Each record is to be copied exactly as written.
══ INPUT FOR THIS TASK ══
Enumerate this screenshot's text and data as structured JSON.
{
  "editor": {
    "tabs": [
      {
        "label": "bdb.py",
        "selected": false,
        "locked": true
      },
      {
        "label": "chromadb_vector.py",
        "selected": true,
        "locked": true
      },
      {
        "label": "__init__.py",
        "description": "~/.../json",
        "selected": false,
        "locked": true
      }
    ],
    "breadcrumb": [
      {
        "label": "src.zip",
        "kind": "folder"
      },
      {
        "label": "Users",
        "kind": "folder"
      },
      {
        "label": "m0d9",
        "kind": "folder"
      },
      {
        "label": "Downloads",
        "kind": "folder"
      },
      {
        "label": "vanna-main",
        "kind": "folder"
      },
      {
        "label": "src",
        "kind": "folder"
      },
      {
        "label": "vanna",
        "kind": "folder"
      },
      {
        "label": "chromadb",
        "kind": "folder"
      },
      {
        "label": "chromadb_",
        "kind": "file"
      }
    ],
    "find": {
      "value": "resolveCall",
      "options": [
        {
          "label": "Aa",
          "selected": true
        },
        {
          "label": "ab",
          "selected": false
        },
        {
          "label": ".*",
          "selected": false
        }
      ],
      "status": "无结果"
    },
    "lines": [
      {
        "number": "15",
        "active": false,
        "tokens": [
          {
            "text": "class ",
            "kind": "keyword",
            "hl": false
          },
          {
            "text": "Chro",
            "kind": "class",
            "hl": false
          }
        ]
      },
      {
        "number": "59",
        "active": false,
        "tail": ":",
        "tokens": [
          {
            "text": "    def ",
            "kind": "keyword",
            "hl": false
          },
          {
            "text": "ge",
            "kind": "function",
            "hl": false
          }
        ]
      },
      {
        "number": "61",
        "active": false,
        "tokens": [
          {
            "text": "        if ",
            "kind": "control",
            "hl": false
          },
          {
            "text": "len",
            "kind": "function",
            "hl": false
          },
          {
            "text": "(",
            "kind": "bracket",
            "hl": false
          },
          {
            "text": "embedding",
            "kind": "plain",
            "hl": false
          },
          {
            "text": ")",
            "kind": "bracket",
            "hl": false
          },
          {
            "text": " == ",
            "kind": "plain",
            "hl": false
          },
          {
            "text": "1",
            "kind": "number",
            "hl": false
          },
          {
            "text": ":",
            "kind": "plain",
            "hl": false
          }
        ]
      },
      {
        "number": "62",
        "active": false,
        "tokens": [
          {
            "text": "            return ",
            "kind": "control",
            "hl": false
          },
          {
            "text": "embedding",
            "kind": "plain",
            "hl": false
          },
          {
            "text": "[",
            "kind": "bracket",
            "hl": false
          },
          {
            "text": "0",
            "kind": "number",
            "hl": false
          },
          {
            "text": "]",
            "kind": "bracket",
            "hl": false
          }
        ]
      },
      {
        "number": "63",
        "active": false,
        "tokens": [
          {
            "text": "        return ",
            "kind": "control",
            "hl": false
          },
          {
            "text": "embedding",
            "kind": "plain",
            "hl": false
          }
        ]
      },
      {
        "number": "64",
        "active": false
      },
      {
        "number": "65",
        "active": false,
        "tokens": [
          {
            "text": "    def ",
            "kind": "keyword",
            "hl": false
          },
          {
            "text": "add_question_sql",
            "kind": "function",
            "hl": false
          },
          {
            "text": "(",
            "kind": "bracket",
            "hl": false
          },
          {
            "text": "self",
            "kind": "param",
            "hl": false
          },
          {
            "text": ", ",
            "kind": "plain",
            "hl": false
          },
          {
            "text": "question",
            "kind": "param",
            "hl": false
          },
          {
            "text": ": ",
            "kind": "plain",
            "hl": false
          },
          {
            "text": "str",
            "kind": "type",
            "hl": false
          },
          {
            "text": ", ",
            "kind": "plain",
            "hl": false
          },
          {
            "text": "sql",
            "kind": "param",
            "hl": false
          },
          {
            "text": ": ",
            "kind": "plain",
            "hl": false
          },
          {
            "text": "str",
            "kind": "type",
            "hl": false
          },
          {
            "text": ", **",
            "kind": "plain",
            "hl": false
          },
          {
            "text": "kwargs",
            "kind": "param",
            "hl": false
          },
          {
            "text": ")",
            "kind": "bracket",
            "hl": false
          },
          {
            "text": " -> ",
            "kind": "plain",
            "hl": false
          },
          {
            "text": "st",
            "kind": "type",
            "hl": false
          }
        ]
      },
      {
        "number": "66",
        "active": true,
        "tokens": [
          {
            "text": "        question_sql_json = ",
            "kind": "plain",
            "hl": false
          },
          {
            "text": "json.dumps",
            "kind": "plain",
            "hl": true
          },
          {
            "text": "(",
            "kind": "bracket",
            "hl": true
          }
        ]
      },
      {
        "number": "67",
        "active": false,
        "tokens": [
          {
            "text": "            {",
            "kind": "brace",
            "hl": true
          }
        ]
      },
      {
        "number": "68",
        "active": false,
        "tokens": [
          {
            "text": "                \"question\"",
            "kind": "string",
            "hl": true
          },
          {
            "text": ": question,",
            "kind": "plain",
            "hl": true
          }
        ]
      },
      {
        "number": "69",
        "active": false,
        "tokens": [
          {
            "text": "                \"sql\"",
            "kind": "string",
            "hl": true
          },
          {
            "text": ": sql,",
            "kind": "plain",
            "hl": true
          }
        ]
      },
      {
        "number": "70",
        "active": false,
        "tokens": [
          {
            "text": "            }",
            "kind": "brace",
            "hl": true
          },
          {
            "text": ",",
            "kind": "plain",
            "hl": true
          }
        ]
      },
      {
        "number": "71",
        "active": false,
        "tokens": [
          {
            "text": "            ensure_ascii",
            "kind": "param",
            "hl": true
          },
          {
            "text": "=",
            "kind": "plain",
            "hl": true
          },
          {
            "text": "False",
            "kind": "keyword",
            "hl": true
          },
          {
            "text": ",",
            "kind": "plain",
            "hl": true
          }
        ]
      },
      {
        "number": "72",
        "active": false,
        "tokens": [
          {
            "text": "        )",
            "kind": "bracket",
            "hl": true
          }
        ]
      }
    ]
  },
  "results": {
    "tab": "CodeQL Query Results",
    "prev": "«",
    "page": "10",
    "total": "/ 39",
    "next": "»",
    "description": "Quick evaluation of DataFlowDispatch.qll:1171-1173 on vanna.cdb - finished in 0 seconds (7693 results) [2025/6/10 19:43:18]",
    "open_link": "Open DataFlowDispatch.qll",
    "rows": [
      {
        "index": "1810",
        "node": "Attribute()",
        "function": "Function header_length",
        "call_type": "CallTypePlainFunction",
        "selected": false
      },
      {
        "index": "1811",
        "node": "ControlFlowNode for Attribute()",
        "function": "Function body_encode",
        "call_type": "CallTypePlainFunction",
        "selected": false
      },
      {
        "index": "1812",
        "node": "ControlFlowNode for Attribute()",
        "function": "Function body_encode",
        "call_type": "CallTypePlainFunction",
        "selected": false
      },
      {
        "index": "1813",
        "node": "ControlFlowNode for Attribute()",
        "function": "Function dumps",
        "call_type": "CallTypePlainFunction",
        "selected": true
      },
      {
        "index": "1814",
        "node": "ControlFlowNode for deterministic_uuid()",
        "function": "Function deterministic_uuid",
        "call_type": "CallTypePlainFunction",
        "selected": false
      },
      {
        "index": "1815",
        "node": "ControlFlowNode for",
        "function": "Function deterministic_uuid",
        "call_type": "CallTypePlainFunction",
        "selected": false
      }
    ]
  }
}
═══
* SOLUTION
Enumerate this screenshot's text and data as structured JSON.
{
  "editor": {
    "tabs": [
      {
        "label": "bdb.py",
        "selected": false,
        "locked": true
      },
      {
        "label": "chromadb_vector.py",
        "selected": true,
        "locked": true
      },
      {
        "label": "__init__.py",
        "description": "~/.../json",
        "selected": false,
        "locked": true
      }
    ],
    "breadcrumb": [
      {
        "label": "src.zip",
        "kind": "folder"
      },
      {
        "label": "Users",
        "kind": "folder"
      },
      {
        "label": "m0d9",
        "kind": "folder"
      },
      {
        "label": "Downloads",
        "kind": "folder"
      },
      {
        "label": "vanna-main",
        "kind": "folder"
      },
      {
        "label": "src",
        "kind": "folder"
      },
      {
        "label": "vanna",
        "kind": "folder"
      },
      {
        "label": "chromadb",
        "kind": "folder"
      },
      {
        "label": "chromadb_",
        "kind": "file"
      }
    ],
    "find": {
      "value": "resolveCall",
      "options": [
        {
          "label": "Aa",
          "selected": true
        },
        {
          "label": "ab",
          "selected": false
        },
        {
          "label": ".*",
          "selected": false
        }
      ],
      "status": "无结果"
    },
    "lines": [
      {
        "number": "15",
        "active": false,
        "tokens": [
          {
            "text": "class ",
            "kind": "keyword",
            "hl": false
          },
          {
            "text": "Chro",
            "kind": "class",
            "hl": false
          }
        ]
      },
      {
        "number": "59",
        "active": false,
        "tail": ":",
        "tokens": [
          {
            "text": "    def ",
            "kind": "keyword",
            "hl": false
          },
          {
            "text": "ge",
            "kind": "function",
            "hl": false
          }
        ]
      },
      {
        "number": "61",
        "active": false,
        "tokens": [
          {
            "text": "        if ",
            "kind": "control",
            "hl": false
          },
          {
            "text": "len",
            "kind": "function",
            "hl": false
          },
          {
            "text": "(",
            "kind": "bracket",
            "hl": false
          },
          {
            "text": "embedding",
            "kind": "plain",
            "hl": false
          },
          {
            "text": ")",
            "kind": "bracket",
            "hl": false
          },
          {
            "text": " == ",
            "kind": "plain",
            "hl": false
          },
          {
            "text": "1",
            "kind": "number",
            "hl": false
          },
          {
            "text": ":",
            "kind": "plain",
            "hl": false
          }
        ]
      },
      {
        "number": "62",
        "active": false,
        "tokens": [
          {
            "text": "            return ",
            "kind": "control",
            "hl": false
          },
          {
            "text": "embedding",
            "kind": "plain",
            "hl": false
          },
          {
            "text": "[",
            "kind": "bracket",
            "hl": false
          },
          {
            "text": "0",
            "kind": "number",
            "hl": false
          },
          {
            "text": "]",
            "kind": "bracket",
            "hl": false
          }
        ]
      },
      {
        "number": "63",
        "active": false,
        "tokens": [
          {
            "text": "        return ",
            "kind": "control",
            "hl": false
          },
          {
            "text": "embedding",
            "kind": "plain",
            "hl": false
          }
        ]
      },
      {
        "number": "64",
        "active": false
      },
      {
        "number": "65",
        "active": false,
        "tokens": [
          {
            "text": "    def ",
            "kind": "keyword",
            "hl": false
          },
          {
            "text": "add_question_sql",
            "kind": "function",
            "hl": false
          },
          {
            "text": "(",
            "kind": "bracket",
            "hl": false
          },
          {
            "text": "self",
            "kind": "param",
            "hl": false
          },
          {
            "text": ", ",
            "kind": "plain",
            "hl": false
          },
          {
            "text": "question",
            "kind": "param",
            "hl": false
          },
          {
            "text": ": ",
            "kind": "plain",
            "hl": false
          },
          {
            "text": "str",
            "kind": "type",
            "hl": false
          },
          {
            "text": ", ",
            "kind": "plain",
            "hl": false
          },
          {
            "text": "sql",
            "kind": "param",
            "hl": false
          },
          {
            "text": ": ",
            "kind": "plain",
            "hl": false
          },
          {
            "text": "str",
            "kind": "type",
            "hl": false
          },
          {
            "text": ", **",
            "kind": "plain",
            "hl": false
          },
          {
            "text": "kwargs",
            "kind": "param",
            "hl": false
          },
          {
            "text": ")",
            "kind": "bracket",
            "hl": false
          },
          {
            "text": " -> ",
            "kind": "plain",
            "hl": false
          },
          {
            "text": "st",
            "kind": "type",
            "hl": false
          }
        ]
      },
      {
        "number": "66",
        "active": true,
        "tokens": [
          {
            "text": "        question_sql_json = ",
            "kind": "plain",
            "hl": false
          },
          {
            "text": "json.dumps",
            "kind": "plain",
            "hl": true
          },
          {
            "text": "(",
            "kind": "bracket",
            "hl": true
          }
        ]
      },
      {
        "number": "67",
        "active": false,
        "tokens": [
          {
            "text": "            {",
            "kind": "brace",
            "hl": true
          }
        ]
      },
      {
        "number": "68",
        "active": false,
        "tokens": [
          {
            "text": "                \"question\"",
            "kind": "string",
            "hl": true
          },
          {
            "text": ": question,",
            "kind": "plain",
            "hl": true
          }
        ]
      },
      {
        "number": "69",
        "active": false,
        "tokens": [
          {
            "text": "                \"sql\"",
            "kind": "string",
            "hl": true
          },
          {
            "text": ": sql,",
            "kind": "plain",
            "hl": true
          }
        ]
      },
      {
        "number": "70",
        "active": false,
        "tokens": [
          {
            "text": "            }",
            "kind": "brace",
            "hl": true
          },
          {
            "text": ",",
            "kind": "plain",
            "hl": true
          }
        ]
      },
      {
        "number": "71",
        "active": false,
        "tokens": [
          {
            "text": "            ensure_ascii",
            "kind": "param",
            "hl": true
          },
          {
            "text": "=",
            "kind": "plain",
            "hl": true
          },
          {
            "text": "False",
            "kind": "keyword",
            "hl": true
          },
          {
            "text": ",",
            "kind": "plain",
            "hl": true
          }
        ]
      },
      {
        "number": "72",
        "active": false,
        "tokens": [
          {
            "text": "        )",
            "kind": "bracket",
            "hl": true
          }
        ]
      }
    ]
  },
  "results": {
    "tab": "CodeQL Query Results",
    "prev": "«",
    "page": "10",
    "total": "/ 39",
    "next": "»",
    "description": "Quick evaluation of DataFlowDispatch.qll:1171-1173 on vanna.cdb - finished in 0 seconds (7693 results) [2025/6/10 19:43:18]",
    "open_link": "Open DataFlowDispatch.qll",
    "rows": [
      {
        "index": "1810",
        "node": "Attribute()",
        "function": "Function header_length",
        "call_type": "CallTypePlainFunction",
        "selected": false
      },
      {
        "index": "1811",
        "node": "ControlFlowNode for Attribute()",
        "function": "Function body_encode",
        "call_type": "CallTypePlainFunction",
        "selected": false
      },
      {
        "index": "1812",
        "node": "ControlFlowNode for Attribute()",
        "function": "Function body_encode",
        "call_type": "CallTypePlainFunction",
        "selected": false
      },
      {
        "index": "1813",
        "node": "ControlFlowNode for Attribute()",
        "function": "Function dumps",
        "call_type": "CallTypePlainFunction",
        "selected": true
      },
      {
        "index": "1814",
        "node": "ControlFlowNode for deterministic_uuid()",
        "function": "Function deterministic_uuid",
        "call_type": "CallTypePlainFunction",
        "selected": false
      },
      {
        "index": "1815",
        "node": "ControlFlowNode for",
        "function": "Function deterministic_uuid",
        "call_type": "CallTypePlainFunction",
        "selected": false
      }
    ]
  }
}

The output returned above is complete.